→ **WHAT YOU NEED TO DO**: Your answer should be every line of the entries that has the string "heading" in it.

'''

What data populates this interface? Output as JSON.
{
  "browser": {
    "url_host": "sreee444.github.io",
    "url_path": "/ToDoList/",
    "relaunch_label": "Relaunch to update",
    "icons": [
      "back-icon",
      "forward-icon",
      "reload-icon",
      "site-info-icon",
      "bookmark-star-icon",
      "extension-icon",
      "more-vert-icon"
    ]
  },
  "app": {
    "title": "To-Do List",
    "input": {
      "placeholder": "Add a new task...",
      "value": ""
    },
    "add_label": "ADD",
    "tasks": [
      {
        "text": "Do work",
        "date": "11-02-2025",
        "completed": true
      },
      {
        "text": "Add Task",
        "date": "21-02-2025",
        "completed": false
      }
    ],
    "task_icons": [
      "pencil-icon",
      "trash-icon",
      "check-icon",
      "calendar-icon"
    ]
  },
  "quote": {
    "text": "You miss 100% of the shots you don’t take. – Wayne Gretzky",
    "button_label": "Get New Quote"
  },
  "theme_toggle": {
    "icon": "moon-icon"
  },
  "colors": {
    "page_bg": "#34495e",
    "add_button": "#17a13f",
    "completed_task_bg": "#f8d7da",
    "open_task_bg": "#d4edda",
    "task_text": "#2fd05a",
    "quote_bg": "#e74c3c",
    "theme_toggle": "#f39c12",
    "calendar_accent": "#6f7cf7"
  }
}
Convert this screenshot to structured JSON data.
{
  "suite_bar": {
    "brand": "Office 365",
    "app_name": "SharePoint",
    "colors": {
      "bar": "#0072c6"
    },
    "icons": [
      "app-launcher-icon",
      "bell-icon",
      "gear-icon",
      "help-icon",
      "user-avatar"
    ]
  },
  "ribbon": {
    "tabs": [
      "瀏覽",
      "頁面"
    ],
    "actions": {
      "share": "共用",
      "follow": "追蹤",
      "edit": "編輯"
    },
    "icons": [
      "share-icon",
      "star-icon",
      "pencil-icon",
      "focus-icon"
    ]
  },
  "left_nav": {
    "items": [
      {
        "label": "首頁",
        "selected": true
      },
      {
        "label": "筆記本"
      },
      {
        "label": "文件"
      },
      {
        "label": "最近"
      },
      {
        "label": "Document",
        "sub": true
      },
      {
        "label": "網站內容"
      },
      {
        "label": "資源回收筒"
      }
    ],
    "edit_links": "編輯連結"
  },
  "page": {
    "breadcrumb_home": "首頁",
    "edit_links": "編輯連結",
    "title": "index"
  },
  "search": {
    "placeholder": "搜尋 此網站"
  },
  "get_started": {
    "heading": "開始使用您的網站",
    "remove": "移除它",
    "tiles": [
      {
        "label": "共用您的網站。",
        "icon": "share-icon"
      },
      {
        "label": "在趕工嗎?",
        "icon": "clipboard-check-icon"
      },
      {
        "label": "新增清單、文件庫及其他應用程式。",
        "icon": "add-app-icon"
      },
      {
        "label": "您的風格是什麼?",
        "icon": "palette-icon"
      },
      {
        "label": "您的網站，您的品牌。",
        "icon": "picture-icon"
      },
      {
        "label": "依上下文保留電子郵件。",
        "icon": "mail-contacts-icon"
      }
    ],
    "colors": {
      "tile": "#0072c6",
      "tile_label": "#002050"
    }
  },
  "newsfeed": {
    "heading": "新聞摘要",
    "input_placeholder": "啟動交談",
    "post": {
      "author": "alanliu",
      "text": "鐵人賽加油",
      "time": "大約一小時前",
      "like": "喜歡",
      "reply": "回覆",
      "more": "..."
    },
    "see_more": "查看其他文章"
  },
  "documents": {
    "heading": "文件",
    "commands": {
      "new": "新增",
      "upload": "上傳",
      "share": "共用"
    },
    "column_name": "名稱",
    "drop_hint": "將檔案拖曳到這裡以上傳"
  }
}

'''

→ **WRITTEN ANSWER**:
    "heading": "開始使用您的網站",
    "heading": "新聞摘要",
    "heading": "文件",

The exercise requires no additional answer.